Here Chalmers's economical theories are crossed by various political and ecclesiastical questions with which I am not concerned. His peculiarities as an economist bring out, I think, an important point. He shows how Malthus's views might be interpreted by a man who, instead of sharing, was entirely opposed to the ordinary capitalist prejudices.
Chalmers's force was composed of six regiments and two battalions, and though I have been unable to find any returns from which to verify his actual numbers, yet, from the statements of prisoners and from information obtained from citizens along his line of march, it is safe to say that he had in the action not less than five-thousand men. Our casualties were not many forty-one in all.
If I have not found that excellent combination of gifts in my countrymen which I seek, neither could I aid myself to fix the idea of the poet by reading now and then in Chalmers's collection of five centuries of English poets. These are wits more than poets, though there have been poets among them. But when we adhere to the ideal of the poet, we have our difficulties even with Milton and Homer.
In connection with this, he writes a really forcible chapter criticising the economical distinction of productive and unproductive labour, and shows at least that the direct creation of material wealth is not a sufficient criterion of the utility of a class. Chalmers's arguments are of interest mainly from their bearing upon his practical application of the Malthusian problem.

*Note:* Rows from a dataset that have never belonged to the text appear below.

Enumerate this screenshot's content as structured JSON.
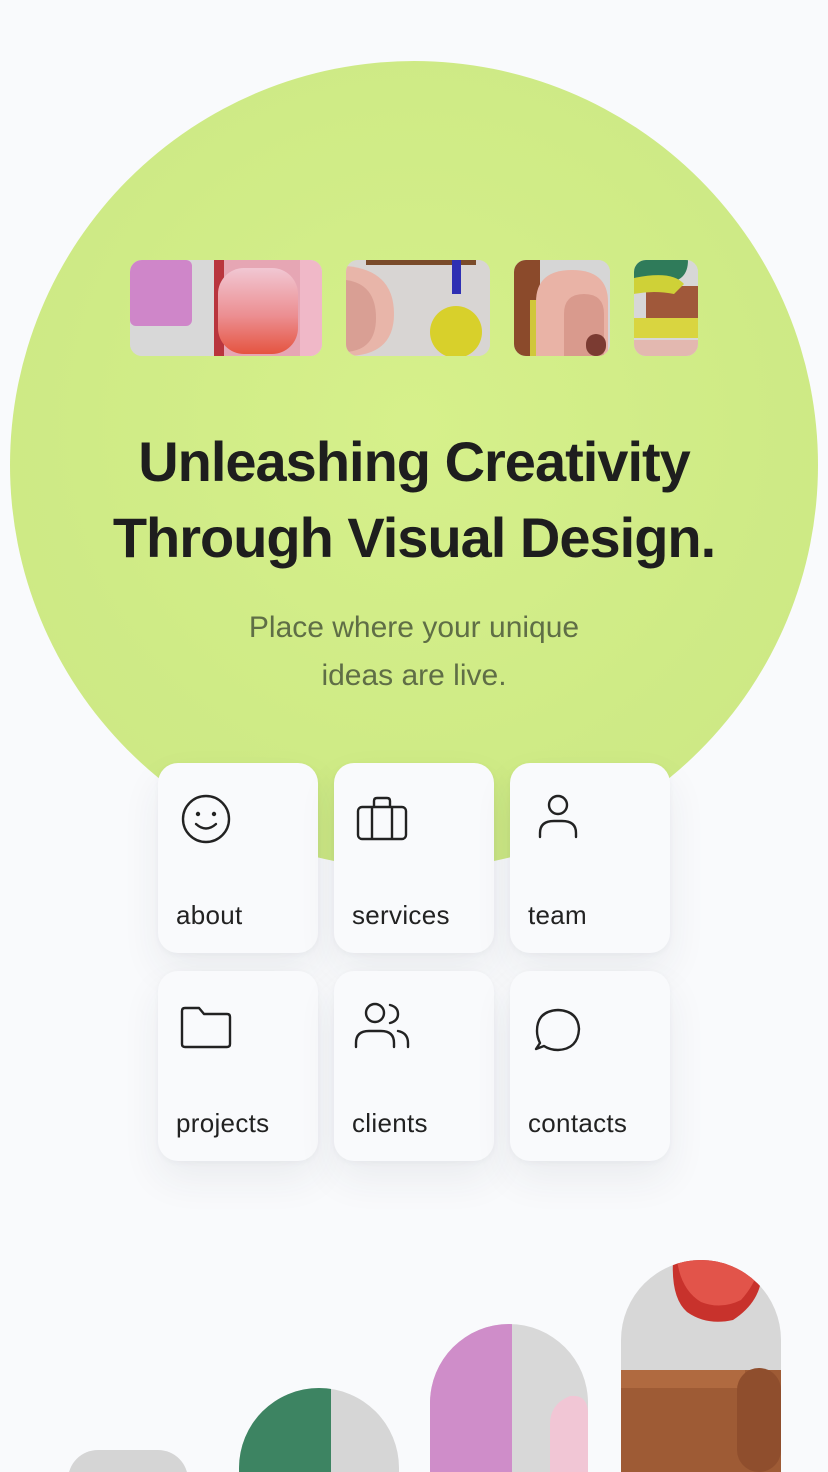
{
  "hero": {
    "headline_line1": "Unleashing Creativity",
    "headline_line2": "Through Visual Design.",
    "subtitle_line1": "Place where your unique",
    "subtitle_line2": "ideas are live."
  },
  "thumbnails": [
    {
      "name": "thumb-pink-blocks"
    },
    {
      "name": "thumb-arch-yellow-disc"
    },
    {
      "name": "thumb-brown-arch"
    },
    {
      "name": "thumb-green-leaf"
    }
  ],
  "nav_tiles": [
    {
      "label": "about",
      "icon": "smiley-icon"
    },
    {
      "label": "services",
      "icon": "briefcase-icon"
    },
    {
      "label": "team",
      "icon": "user-icon"
    },
    {
      "label": "projects",
      "icon": "folder-icon"
    },
    {
      "label": "clients",
      "icon": "users-icon"
    },
    {
      "label": "contacts",
      "icon": "chat-bubble-icon"
    }
  ],
  "colors": {
    "hero_circle": "#cfeb86",
    "background": "#f9fafc",
    "headline": "#1e1e1e",
    "subtitle": "#5f6e46"
  }
}
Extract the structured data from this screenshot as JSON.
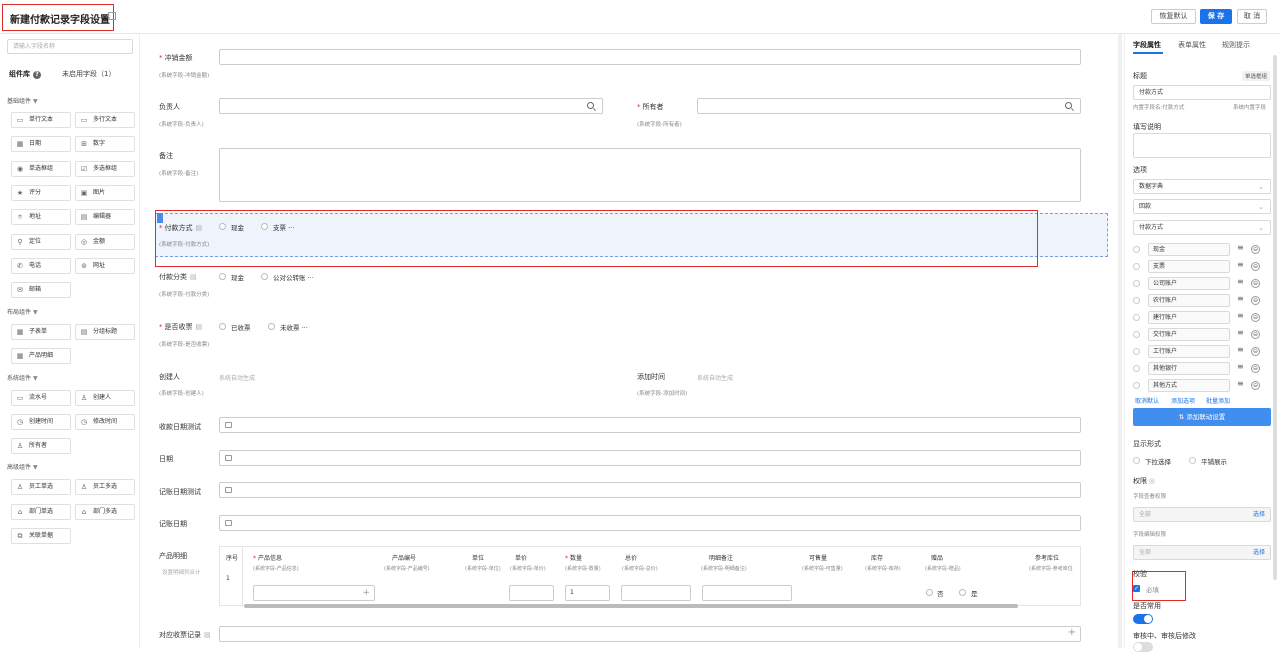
{
  "header": {
    "title": "新建付款记录字段设置",
    "restore_label": "恢复默认",
    "save_label": "保 存",
    "cancel_label": "取 消"
  },
  "left": {
    "search_placeholder": "请输入字段名称",
    "tab_library": "组件库",
    "tab_unused": "未启用字段（1）",
    "groups": {
      "basic": "基础组件",
      "layout": "布局组件",
      "system": "系统组件",
      "advanced": "高级组件"
    },
    "basic": [
      "单行文本",
      "多行文本",
      "日期",
      "数字",
      "单选框组",
      "多选框组",
      "评分",
      "图片",
      "地址",
      "编辑器",
      "定位",
      "金额",
      "电话",
      "网址",
      "邮箱"
    ],
    "layout": [
      "子表单",
      "分组标题",
      "产品明细"
    ],
    "system": [
      "流水号",
      "创建人",
      "创建时间",
      "修改时间",
      "所有者"
    ],
    "advanced": [
      "员工单选",
      "员工多选",
      "部门单选",
      "部门多选",
      "关联单据"
    ]
  },
  "form": {
    "offset_amount": {
      "label": "冲销金额",
      "sub": "(系统字段-冲销金额)"
    },
    "owner_person": {
      "label": "负责人",
      "sub": "(系统字段-负责人)"
    },
    "owner": {
      "label": "所有者",
      "sub": "(系统字段-所有者)"
    },
    "remark": {
      "label": "备注",
      "sub": "(系统字段-备注)"
    },
    "pay_method": {
      "label": "付款方式",
      "sub": "(系统字段-付款方式)",
      "opt1": "现金",
      "opt2": "支票 ···"
    },
    "pay_category": {
      "label": "付款分类",
      "sub": "(系统字段-付款分类)",
      "opt1": "现金",
      "opt2": "公对公转账 ···"
    },
    "received": {
      "label": "是否收票",
      "sub": "(系统字段-是否收票)",
      "opt1": "已收票",
      "opt2": "未收票 ···"
    },
    "creator": {
      "label": "创建人",
      "sub": "(系统字段-创建人)",
      "value": "系统自动生成"
    },
    "add_time": {
      "label": "添加时间",
      "sub": "(系统字段-添加时间)",
      "value": "系统自动生成"
    },
    "receive_date_test": {
      "label": "收款日期测试"
    },
    "date": {
      "label": "日期"
    },
    "book_date_test": {
      "label": "记账日期测试"
    },
    "book_date": {
      "label": "记账日期"
    },
    "product_detail": {
      "label": "产品明细",
      "hint": "设置明细列合计"
    },
    "receive_record": {
      "label": "对应收票记录"
    }
  },
  "table": {
    "headers": [
      {
        "label": "序号",
        "sub": ""
      },
      {
        "label": "产品信息",
        "sub": "(系统字段-产品信息)",
        "req": true
      },
      {
        "label": "产品编号",
        "sub": "(系统字段-产品编号)"
      },
      {
        "label": "单位",
        "sub": "(系统字段-单位)"
      },
      {
        "label": "单价",
        "sub": "(系统字段-单价)"
      },
      {
        "label": "数量",
        "sub": "(系统字段-数量)",
        "req": true
      },
      {
        "label": "总价",
        "sub": "(系统字段-总价)"
      },
      {
        "label": "明细备注",
        "sub": "(系统字段-明细备注)"
      },
      {
        "label": "可售量",
        "sub": "(系统字段-可售量)"
      },
      {
        "label": "库存",
        "sub": "(系统字段-库存)"
      },
      {
        "label": "赠品",
        "sub": "(系统字段-赠品)"
      },
      {
        "label": "参考库位",
        "sub": "(系统字段-参考库位"
      }
    ],
    "row_index": "1",
    "qty_value": "1",
    "gift_no": "否",
    "gift_yes": "是"
  },
  "right": {
    "tab_field": "字段属性",
    "tab_form": "表单属性",
    "tab_rules": "规则提示",
    "title_label": "标题",
    "title_badge": "单选框组",
    "title_value": "付款方式",
    "built_in_name": "内置字段名:付款方式",
    "system_field": "系统内置字段",
    "desc_label": "填写说明",
    "options_label": "选项",
    "source_value": "数据字典",
    "source2_value": "回款",
    "source3_value": "付款方式",
    "options": [
      "现金",
      "支票",
      "公司账户",
      "农行账户",
      "建行账户",
      "交行账户",
      "工行账户",
      "其他银行",
      "其他方式"
    ],
    "cancel_default": "取消默认",
    "add_option": "添加选项",
    "batch_add": "批量添加",
    "add_linkage": "⇅ 添加联动设置",
    "display_label": "显示形式",
    "display_dropdown": "下拉选择",
    "display_flat": "平铺展示",
    "perm_label": "权限",
    "view_perm": "字段查看权限",
    "view_value": "全部",
    "select_label": "选择",
    "edit_perm": "字段编辑权限",
    "edit_value": "全部",
    "validate_label": "校验",
    "required_label": "必填",
    "common_label": "是否常用",
    "audit_label": "审核中、审核后修改"
  }
}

Similarly, the destruction of the commerce of France 'created her armies. It only transferred men from trade to war, and 'millions of artisans' were 'transformed into soldiers. Pitt was really strengthening when he supposed himself to be ruining his enemy. 'Excrescence' and 'efflorescence' are Chalmers's equivalent for the 'sterility' of the French economists.

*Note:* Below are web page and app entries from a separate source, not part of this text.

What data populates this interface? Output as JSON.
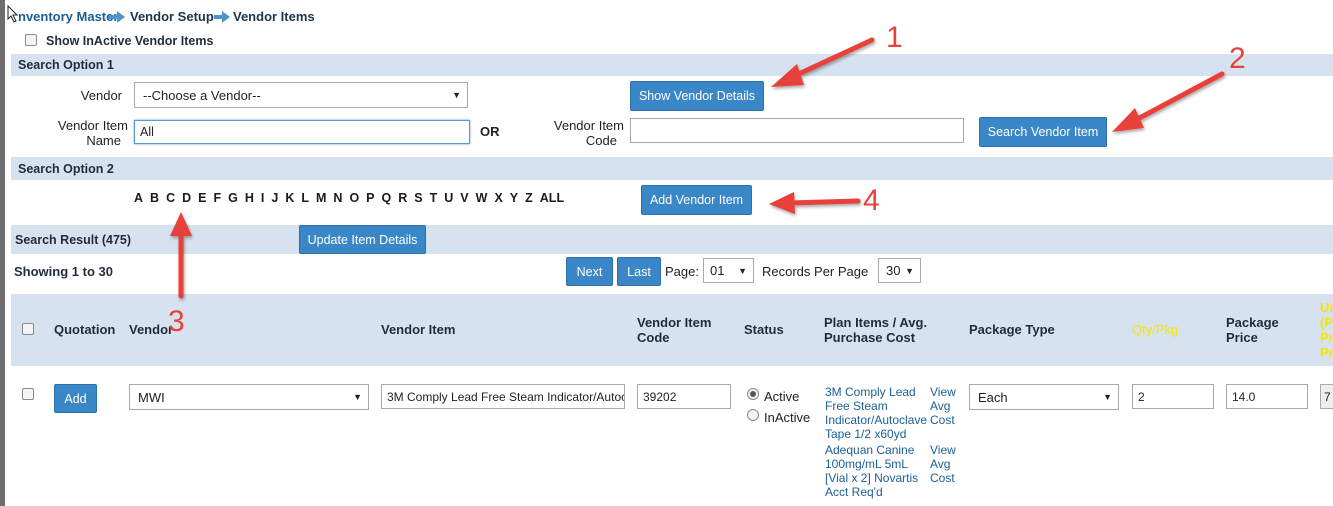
{
  "breadcrumb": {
    "items": [
      "nventory Master",
      "Vendor Setup",
      "Vendor Items"
    ]
  },
  "show_inactive_label": "Show InActive Vendor Items",
  "search_option_1": {
    "title": "Search Option 1",
    "vendor_label": "Vendor",
    "vendor_select_value": "--Choose a Vendor--",
    "show_vendor_details_label": "Show Vendor Details",
    "vendor_item_name_label_line1": "Vendor Item",
    "vendor_item_name_label_line2": "Name",
    "vendor_item_name_value": "All",
    "or_label": "OR",
    "vendor_item_code_label_line1": "Vendor Item",
    "vendor_item_code_label_line2": "Code",
    "vendor_item_code_value": "",
    "search_vendor_item_label": "Search Vendor Item"
  },
  "search_option_2": {
    "title": "Search Option 2",
    "letters": [
      "A",
      "B",
      "C",
      "D",
      "E",
      "F",
      "G",
      "H",
      "I",
      "J",
      "K",
      "L",
      "M",
      "N",
      "O",
      "P",
      "Q",
      "R",
      "S",
      "T",
      "U",
      "V",
      "W",
      "X",
      "Y",
      "Z",
      "ALL"
    ],
    "add_vendor_item_label": "Add Vendor Item"
  },
  "search_result": {
    "title": "Search Result (475)",
    "update_item_details_label": "Update Item Details",
    "showing": "Showing 1 to 30",
    "next_label": "Next",
    "last_label": "Last",
    "page_label": "Page:",
    "page_value": "01",
    "records_label": "Records Per Page",
    "records_value": "30"
  },
  "table": {
    "headers": {
      "quotation": "Quotation",
      "vendor": "Vendor",
      "vendor_item": "Vendor Item",
      "vendor_item_code_1": "Vendor Item",
      "vendor_item_code_2": "Code",
      "status": "Status",
      "plan_items_1": "Plan Items / Avg.",
      "plan_items_2": "Purchase Cost",
      "package_type": "Package Type",
      "qty_pkg": "Qty/Pkg",
      "package_price_1": "Package",
      "package_price_2": "Price",
      "cut_1": "Un",
      "cut_2": "(P",
      "cut_3": "Pr",
      "cut_4": "Pr"
    },
    "row": {
      "add_label": "Add",
      "vendor_value": "MWI",
      "vendor_item_value": "3M Comply Lead Free Steam Indicator/Autoc",
      "code_value": "39202",
      "status_active": "Active",
      "status_inactive": "InActive",
      "plan_items": [
        {
          "lines": [
            "3M Comply Lead",
            "Free Steam",
            "Indicator/Autoclave",
            "Tape 1/2 x60yd"
          ],
          "view": [
            "View",
            "Avg",
            "Cost"
          ]
        },
        {
          "lines": [
            "Adequan Canine",
            "100mg/mL 5mL",
            "[Vial x 2] Novartis",
            "Acct Req'd"
          ],
          "view": [
            "View",
            "Avg",
            "Cost"
          ]
        }
      ],
      "package_type_value": "Each",
      "qty_value": "2",
      "price_value": "14.0",
      "cut_value": "7"
    }
  },
  "annotations": [
    "1",
    "2",
    "3",
    "4"
  ],
  "colors": {
    "accent_button": "#3a87c8",
    "band": "#d6e2ef",
    "annotation_red": "#e8403a",
    "qty_header_yellow": "#f5e600"
  }
}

But, fearful tragedies can be fostered by loneliness and in Mr. Chalmers's easy familiarity with the lonely girl, there was something wanting; I could only name it chivalry. Yet, as their voices came to me, glad, happy, vibrant with the joys of youth and its interests, I thought perhaps I did not understand the ways of the young and their customs, because I had never known their delights.